** Opening Entries shown block **

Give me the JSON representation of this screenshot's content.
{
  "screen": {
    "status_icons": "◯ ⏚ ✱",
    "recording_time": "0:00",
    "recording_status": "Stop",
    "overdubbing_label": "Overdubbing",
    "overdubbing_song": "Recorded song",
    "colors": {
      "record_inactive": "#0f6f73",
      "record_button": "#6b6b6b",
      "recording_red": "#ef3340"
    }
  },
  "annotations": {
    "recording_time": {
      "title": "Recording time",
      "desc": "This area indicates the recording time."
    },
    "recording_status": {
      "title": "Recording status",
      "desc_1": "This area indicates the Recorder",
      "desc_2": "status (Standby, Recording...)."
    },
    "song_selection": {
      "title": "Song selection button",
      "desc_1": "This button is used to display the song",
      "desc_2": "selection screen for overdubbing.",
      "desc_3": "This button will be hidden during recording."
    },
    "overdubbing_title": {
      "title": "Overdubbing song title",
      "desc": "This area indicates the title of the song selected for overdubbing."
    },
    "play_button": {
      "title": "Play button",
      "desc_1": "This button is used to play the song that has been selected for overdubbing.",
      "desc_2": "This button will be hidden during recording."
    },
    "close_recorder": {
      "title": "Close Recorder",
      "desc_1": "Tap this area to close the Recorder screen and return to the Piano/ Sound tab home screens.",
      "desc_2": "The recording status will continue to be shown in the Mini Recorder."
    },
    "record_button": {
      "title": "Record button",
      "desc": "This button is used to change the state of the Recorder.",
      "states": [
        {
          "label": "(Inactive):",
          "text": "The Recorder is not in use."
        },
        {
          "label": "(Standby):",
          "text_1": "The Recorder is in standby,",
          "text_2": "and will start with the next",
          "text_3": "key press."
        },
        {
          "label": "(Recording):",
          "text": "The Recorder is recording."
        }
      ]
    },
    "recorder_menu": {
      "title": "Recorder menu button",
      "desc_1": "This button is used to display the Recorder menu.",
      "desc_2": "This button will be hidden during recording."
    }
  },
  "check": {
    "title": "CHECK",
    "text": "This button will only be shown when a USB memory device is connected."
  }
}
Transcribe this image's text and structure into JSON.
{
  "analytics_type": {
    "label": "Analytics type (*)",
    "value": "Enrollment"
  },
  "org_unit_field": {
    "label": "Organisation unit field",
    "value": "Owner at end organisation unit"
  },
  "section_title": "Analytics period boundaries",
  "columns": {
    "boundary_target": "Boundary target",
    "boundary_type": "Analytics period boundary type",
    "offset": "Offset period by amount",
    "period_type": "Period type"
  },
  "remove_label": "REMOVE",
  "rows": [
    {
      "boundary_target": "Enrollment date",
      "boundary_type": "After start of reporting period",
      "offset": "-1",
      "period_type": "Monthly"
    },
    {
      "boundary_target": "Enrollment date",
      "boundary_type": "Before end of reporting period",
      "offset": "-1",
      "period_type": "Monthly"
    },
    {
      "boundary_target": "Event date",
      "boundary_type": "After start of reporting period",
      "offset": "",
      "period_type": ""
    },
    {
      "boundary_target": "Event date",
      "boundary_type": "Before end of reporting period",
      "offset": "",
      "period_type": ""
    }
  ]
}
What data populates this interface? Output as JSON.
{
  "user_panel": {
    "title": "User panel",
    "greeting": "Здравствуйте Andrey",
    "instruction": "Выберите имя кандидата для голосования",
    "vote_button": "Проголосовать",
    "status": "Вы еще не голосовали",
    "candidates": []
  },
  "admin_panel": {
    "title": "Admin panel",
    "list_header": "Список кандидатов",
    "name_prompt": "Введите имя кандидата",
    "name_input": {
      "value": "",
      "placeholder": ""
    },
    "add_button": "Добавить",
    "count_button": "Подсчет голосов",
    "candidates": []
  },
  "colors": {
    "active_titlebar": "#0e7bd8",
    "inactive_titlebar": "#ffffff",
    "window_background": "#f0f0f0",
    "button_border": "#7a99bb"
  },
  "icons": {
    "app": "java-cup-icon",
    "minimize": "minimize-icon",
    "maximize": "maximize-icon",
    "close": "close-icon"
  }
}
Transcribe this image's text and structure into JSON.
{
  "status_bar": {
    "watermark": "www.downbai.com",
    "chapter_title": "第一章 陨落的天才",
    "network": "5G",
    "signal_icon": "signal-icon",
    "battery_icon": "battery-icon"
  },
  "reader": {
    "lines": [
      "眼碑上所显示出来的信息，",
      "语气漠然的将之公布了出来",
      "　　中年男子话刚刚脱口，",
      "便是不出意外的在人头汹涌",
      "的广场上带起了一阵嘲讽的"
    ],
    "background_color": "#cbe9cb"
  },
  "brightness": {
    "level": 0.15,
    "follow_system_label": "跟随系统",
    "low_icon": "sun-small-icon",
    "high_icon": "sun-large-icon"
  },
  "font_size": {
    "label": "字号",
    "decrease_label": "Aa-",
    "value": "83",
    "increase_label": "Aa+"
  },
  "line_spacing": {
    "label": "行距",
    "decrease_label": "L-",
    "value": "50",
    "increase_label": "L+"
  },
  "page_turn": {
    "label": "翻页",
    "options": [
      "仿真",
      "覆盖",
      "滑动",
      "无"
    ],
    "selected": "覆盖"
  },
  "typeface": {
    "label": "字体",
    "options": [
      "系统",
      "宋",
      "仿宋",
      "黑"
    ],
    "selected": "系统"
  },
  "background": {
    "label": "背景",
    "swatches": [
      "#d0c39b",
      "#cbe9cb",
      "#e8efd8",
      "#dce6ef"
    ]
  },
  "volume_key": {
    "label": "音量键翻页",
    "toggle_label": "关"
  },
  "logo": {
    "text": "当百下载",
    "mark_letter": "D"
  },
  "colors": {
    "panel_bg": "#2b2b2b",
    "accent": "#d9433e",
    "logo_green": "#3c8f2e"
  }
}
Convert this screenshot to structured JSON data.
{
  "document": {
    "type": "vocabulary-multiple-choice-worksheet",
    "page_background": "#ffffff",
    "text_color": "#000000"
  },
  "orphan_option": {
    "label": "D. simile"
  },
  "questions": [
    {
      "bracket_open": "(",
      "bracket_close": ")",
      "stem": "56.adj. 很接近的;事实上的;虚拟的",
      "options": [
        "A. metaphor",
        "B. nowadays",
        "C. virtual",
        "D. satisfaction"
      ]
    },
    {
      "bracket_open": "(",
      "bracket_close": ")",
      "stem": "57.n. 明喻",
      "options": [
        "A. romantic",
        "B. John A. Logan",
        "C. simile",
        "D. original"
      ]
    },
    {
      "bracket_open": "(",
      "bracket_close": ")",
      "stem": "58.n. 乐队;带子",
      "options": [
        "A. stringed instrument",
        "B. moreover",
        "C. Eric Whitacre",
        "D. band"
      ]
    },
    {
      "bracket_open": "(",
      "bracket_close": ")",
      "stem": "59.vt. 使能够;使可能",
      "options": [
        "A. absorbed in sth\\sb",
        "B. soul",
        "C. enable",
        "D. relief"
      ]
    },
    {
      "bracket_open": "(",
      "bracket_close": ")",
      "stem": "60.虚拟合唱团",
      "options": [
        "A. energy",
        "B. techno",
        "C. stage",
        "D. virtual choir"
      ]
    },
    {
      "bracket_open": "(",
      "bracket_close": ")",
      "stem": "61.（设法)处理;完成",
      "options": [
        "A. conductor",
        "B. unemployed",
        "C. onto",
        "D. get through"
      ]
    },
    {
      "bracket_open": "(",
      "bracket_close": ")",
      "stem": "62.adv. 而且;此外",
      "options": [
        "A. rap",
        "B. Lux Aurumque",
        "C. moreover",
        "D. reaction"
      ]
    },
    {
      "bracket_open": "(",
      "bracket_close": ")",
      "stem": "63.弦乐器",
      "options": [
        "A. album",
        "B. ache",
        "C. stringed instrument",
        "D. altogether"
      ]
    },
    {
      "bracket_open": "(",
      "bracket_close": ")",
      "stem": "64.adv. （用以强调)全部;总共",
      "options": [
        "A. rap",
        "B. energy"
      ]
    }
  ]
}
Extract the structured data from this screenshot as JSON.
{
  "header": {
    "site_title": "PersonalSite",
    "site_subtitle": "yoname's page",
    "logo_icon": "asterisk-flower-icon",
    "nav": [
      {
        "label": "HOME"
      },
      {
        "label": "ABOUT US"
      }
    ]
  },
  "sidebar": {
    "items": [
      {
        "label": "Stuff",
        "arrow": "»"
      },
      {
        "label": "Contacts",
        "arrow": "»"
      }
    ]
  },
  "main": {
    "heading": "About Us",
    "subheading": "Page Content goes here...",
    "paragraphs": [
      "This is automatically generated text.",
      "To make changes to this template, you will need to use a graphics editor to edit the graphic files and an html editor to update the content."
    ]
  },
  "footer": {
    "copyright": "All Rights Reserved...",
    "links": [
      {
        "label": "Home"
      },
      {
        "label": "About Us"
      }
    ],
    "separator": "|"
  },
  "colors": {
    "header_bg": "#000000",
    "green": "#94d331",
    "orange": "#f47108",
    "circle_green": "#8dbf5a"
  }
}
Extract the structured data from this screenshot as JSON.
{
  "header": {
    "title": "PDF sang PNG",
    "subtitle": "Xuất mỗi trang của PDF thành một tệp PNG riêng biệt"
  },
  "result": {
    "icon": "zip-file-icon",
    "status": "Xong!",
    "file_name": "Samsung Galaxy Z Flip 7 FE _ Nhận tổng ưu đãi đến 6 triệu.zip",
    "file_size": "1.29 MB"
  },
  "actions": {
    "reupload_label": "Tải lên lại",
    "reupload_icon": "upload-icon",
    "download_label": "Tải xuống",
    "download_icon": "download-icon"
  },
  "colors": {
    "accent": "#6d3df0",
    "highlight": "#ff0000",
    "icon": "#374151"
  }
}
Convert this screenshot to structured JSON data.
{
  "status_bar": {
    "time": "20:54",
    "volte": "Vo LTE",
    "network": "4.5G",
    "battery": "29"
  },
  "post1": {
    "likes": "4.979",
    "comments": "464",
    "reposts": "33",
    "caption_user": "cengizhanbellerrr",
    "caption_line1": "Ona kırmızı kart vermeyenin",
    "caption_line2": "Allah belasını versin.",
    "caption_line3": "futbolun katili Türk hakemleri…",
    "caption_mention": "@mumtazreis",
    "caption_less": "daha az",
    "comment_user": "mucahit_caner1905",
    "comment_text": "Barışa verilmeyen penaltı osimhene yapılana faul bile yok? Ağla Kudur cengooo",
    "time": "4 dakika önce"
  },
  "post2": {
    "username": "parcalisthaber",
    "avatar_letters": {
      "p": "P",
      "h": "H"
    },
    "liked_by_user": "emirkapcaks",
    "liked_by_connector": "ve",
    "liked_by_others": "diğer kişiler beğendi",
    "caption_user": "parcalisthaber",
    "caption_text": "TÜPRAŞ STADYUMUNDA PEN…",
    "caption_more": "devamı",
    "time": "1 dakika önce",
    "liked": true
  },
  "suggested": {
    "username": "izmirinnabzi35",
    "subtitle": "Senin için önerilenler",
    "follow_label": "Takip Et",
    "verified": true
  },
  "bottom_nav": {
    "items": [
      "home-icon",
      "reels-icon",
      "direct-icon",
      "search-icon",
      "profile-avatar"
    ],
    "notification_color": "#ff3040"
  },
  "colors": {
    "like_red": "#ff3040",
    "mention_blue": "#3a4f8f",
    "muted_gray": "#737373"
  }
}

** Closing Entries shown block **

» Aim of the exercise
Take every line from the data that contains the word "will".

» Answer below
      "desc_3": "This button will be hidden during recording."
      "desc_2": "This button will be hidden during recording."
      "desc_2": "The recording status will continue to be shown in the Mini Recorder."
          "text_2": "and will start with the next",
      "desc_2": "This button will be hidden during recording."
    "text": "This button will only be shown when a USB memory device is connected."
      "To make changes to this template, you will need to use a graphics editor to edit the graphic files and an html editor to update the content."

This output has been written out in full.